**YOUR GOAL**
Emit the data below verbatim, stripping out any pictures.

━━━ SUPPLIED DATA ━━━

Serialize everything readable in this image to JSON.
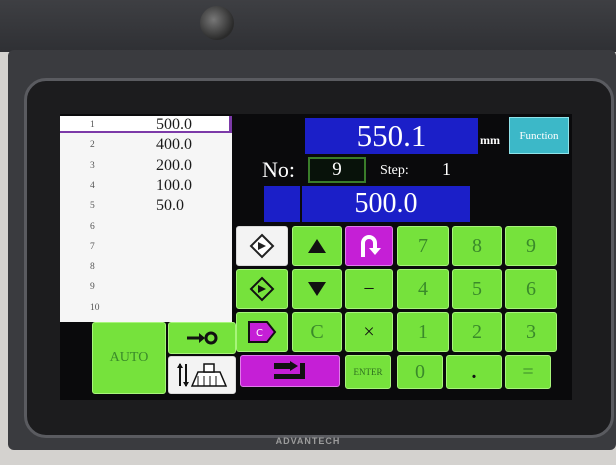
{
  "list": {
    "rows": [
      {
        "num": "1",
        "value": "500.0"
      },
      {
        "num": "2",
        "value": "400.0"
      },
      {
        "num": "3",
        "value": "200.0"
      },
      {
        "num": "4",
        "value": "100.0"
      },
      {
        "num": "5",
        "value": "50.0"
      },
      {
        "num": "6",
        "value": ""
      },
      {
        "num": "7",
        "value": ""
      },
      {
        "num": "8",
        "value": ""
      },
      {
        "num": "9",
        "value": ""
      },
      {
        "num": "10",
        "value": ""
      }
    ]
  },
  "display": {
    "position": "550.1",
    "unit": "mm",
    "function_label": "Function",
    "no_label": "No:",
    "no_value": "9",
    "step_label": "Step:",
    "step_value": "1",
    "set_value": "500.0"
  },
  "keypad": {
    "auto": "AUTO",
    "clear": "C",
    "multiply": "×",
    "minus": "−",
    "enter": "ENTER",
    "k7": "7",
    "k8": "8",
    "k9": "9",
    "k4": "4",
    "k5": "5",
    "k6": "6",
    "k1": "1",
    "k2": "2",
    "k3": "3",
    "k0": "0",
    "dot": ".",
    "equals": "="
  },
  "device": {
    "brand": "ADVANTECH"
  },
  "colors": {
    "key_green": "#76e23c",
    "display_blue": "#1b1fc8",
    "accent_purple": "#c51fd6",
    "function_teal": "#3cb8c8"
  },
  "icons": [
    "program-edit-icon",
    "up-arrow-icon",
    "undo-icon",
    "program-insert-icon",
    "down-arrow-icon",
    "sequence-icon",
    "backgauge-icon",
    "clamp-adjust-icon",
    "advance-icon"
  ]
}
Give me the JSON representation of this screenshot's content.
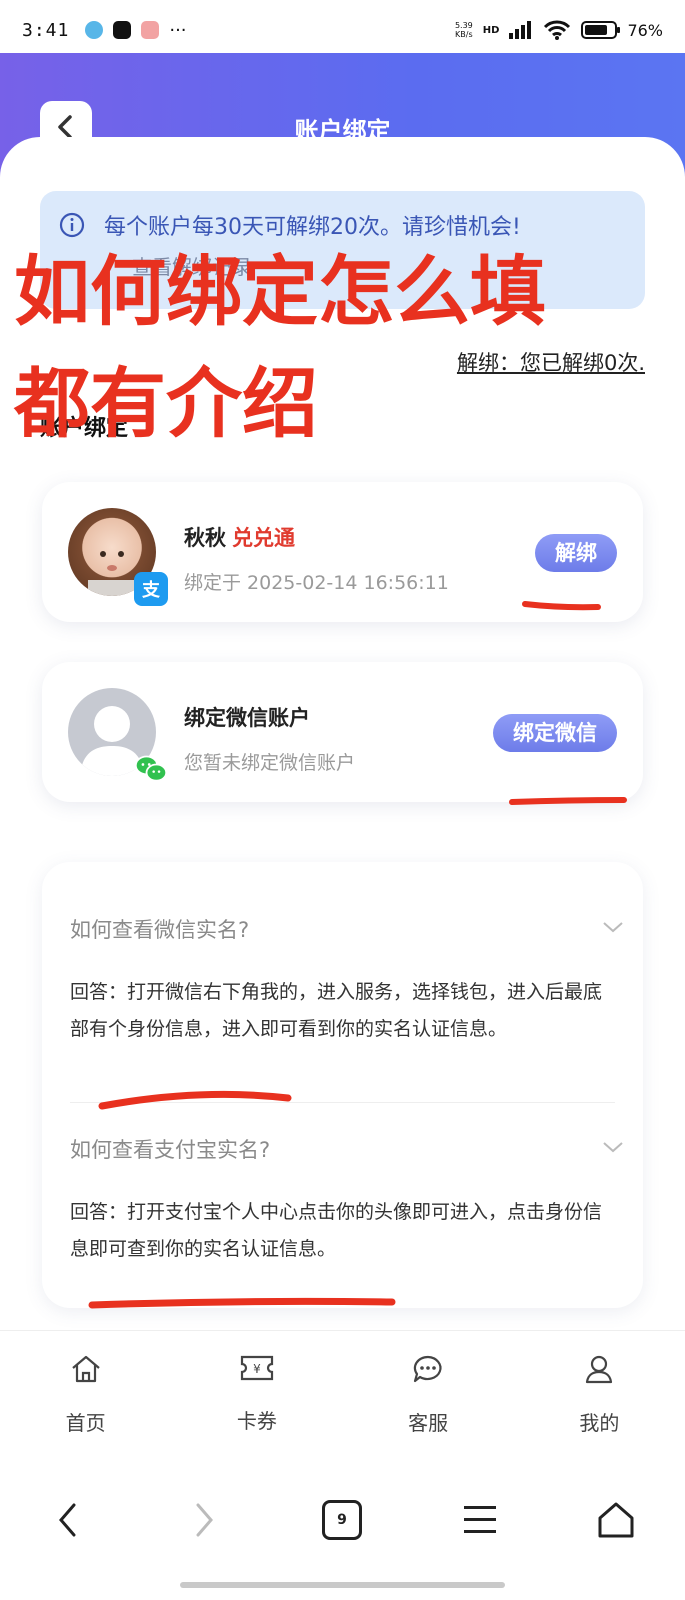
{
  "status_bar": {
    "time": "3:41",
    "more": "···",
    "net_speed_top": "5.39",
    "net_speed_bottom": "KB/s",
    "network": "HD",
    "battery": "76%"
  },
  "header": {
    "title": "账户绑定"
  },
  "notice": {
    "text": "每个账户每30天可解绑20次。请珍惜机会!",
    "link": "查看解绑记录"
  },
  "unbind_count": "解绑：您已解绑0次.",
  "section_label": "账户绑定",
  "alipay_card": {
    "name": "秋秋",
    "tag": "兑兑通",
    "bound_time": "绑定于 2025-02-14 16:56:11",
    "badge": "支",
    "action": "解绑",
    "badge_color": "#1e9bf0"
  },
  "wechat_card": {
    "name": "绑定微信账户",
    "sub": "您暂未绑定微信账户",
    "action": "绑定微信",
    "badge_color": "#31c14f"
  },
  "faq": [
    {
      "q": "如何查看微信实名?",
      "a": "回答：打开微信右下角我的，进入服务，选择钱包，进入后最底部有个身份信息，进入即可看到你的实名认证信息。"
    },
    {
      "q": "如何查看支付宝实名?",
      "a": "回答：打开支付宝个人中心点击你的头像即可进入，点击身份信息即可查到你的实名认证信息。"
    }
  ],
  "tabs": [
    {
      "label": "首页",
      "icon": "home-icon"
    },
    {
      "label": "卡券",
      "icon": "coupon-icon"
    },
    {
      "label": "客服",
      "icon": "chat-icon"
    },
    {
      "label": "我的",
      "icon": "user-icon"
    }
  ],
  "browser_nav": {
    "tab_count": "9"
  },
  "overlay": {
    "line1": "如何绑定怎么填",
    "line2": "都有介绍",
    "color": "#e8311f"
  }
}
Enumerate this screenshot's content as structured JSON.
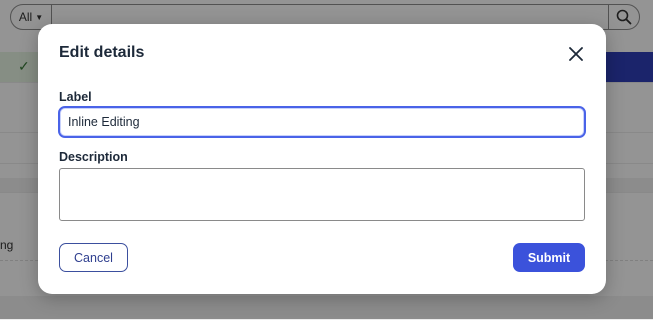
{
  "background": {
    "search_scope": "All",
    "row_fragment": "ng"
  },
  "dialog": {
    "title": "Edit details",
    "label_field": {
      "label": "Label",
      "value": "Inline Editing"
    },
    "description_field": {
      "label": "Description",
      "value": ""
    },
    "cancel_label": "Cancel",
    "submit_label": "Submit"
  },
  "icons": {
    "close": "close-icon",
    "search": "search-icon",
    "check": "check-icon",
    "caret": "caret-down-icon"
  },
  "colors": {
    "accent": "#3b52db",
    "focus_border": "#4a63e8",
    "title_text": "#1d2939"
  }
}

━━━

**ANSWER FOR THIS EXERCISE**
Serialize everything readable in this image to JSON.
{
  "list": {
    "rows": [
      {
        "num": "1",
        "value": "500.0"
      },
      {
        "num": "2",
        "value": "400.0"
      },
      {
        "num": "3",
        "value": "200.0"
      },
      {
        "num": "4",
        "value": "100.0"
      },
      {
        "num": "5",
        "value": "50.0"
      },
      {
        "num": "6",
        "value": ""
      },
      {
        "num": "7",
        "value": ""
      },
      {
        "num": "8",
        "value": ""
      },
      {
        "num": "9",
        "value": ""
      },
      {
        "num": "10",
        "value": ""
      }
    ]
  },
  "display": {
    "position": "550.1",
    "unit": "mm",
    "function_label": "Function",
    "no_label": "No:",
    "no_value": "9",
    "step_label": "Step:",
    "step_value": "1",
    "set_value": "500.0"
  },
  "keypad": {
    "auto": "AUTO",
    "clear": "C",
    "multiply": "×",
    "minus": "−",
    "enter": "ENTER",
    "k7": "7",
    "k8": "8",
    "k9": "9",
    "k4": "4",
    "k5": "5",
    "k6": "6",
    "k1": "1",
    "k2": "2",
    "k3": "3",
    "k0": "0",
    "dot": ".",
    "equals": "="
  },
  "device": {
    "brand": "ADVANTECH"
  },
  "colors": {
    "key_green": "#76e23c",
    "display_blue": "#1b1fc8",
    "accent_purple": "#c51fd6",
    "function_teal": "#3cb8c8"
  },
  "icons": [
    "program-edit-icon",
    "up-arrow-icon",
    "undo-icon",
    "program-insert-icon",
    "down-arrow-icon",
    "sequence-icon",
    "backgauge-icon",
    "clamp-adjust-icon",
    "advance-icon"
  ]
}
Give me the JSON representation of this screenshot's content.
{
  "status_bar": {
    "time": "3:41",
    "more": "···",
    "net_speed_top": "5.39",
    "net_speed_bottom": "KB/s",
    "network": "HD",
    "battery": "76%"
  },
  "header": {
    "title": "账户绑定"
  },
  "notice": {
    "text": "每个账户每30天可解绑20次。请珍惜机会!",
    "link": "查看解绑记录"
  },
  "unbind_count": "解绑：您已解绑0次.",
  "section_label": "账户绑定",
  "alipay_card": {
    "name": "秋秋",
    "tag": "兑兑通",
    "bound_time": "绑定于 2025-02-14 16:56:11",
    "badge": "支",
    "action": "解绑",
    "badge_color": "#1e9bf0"
  },
  "wechat_card": {
    "name": "绑定微信账户",
    "sub": "您暂未绑定微信账户",
    "action": "绑定微信",
    "badge_color": "#31c14f"
  },
  "faq": [
    {
      "q": "如何查看微信实名?",
      "a": "回答：打开微信右下角我的，进入服务，选择钱包，进入后最底部有个身份信息，进入即可看到你的实名认证信息。"
    },
    {
      "q": "如何查看支付宝实名?",
      "a": "回答：打开支付宝个人中心点击你的头像即可进入，点击身份信息即可查到你的实名认证信息。"
    }
  ],
  "tabs": [
    {
      "label": "首页",
      "icon": "home-icon"
    },
    {
      "label": "卡券",
      "icon": "coupon-icon"
    },
    {
      "label": "客服",
      "icon": "chat-icon"
    },
    {
      "label": "我的",
      "icon": "user-icon"
    }
  ],
  "browser_nav": {
    "tab_count": "9"
  },
  "overlay": {
    "line1": "如何绑定怎么填",
    "line2": "都有介绍",
    "color": "#e8311f"
  }
}
Enumerate this screenshot's content as structured JSON.
{
  "background": {
    "search_scope": "All",
    "row_fragment": "ng"
  },
  "dialog": {
    "title": "Edit details",
    "label_field": {
      "label": "Label",
      "value": "Inline Editing"
    },
    "description_field": {
      "label": "Description",
      "value": ""
    },
    "cancel_label": "Cancel",
    "submit_label": "Submit"
  },
  "icons": {
    "close": "close-icon",
    "search": "search-icon",
    "check": "check-icon",
    "caret": "caret-down-icon"
  },
  "colors": {
    "accent": "#3b52db",
    "focus_border": "#4a63e8",
    "title_text": "#1d2939"
  }
}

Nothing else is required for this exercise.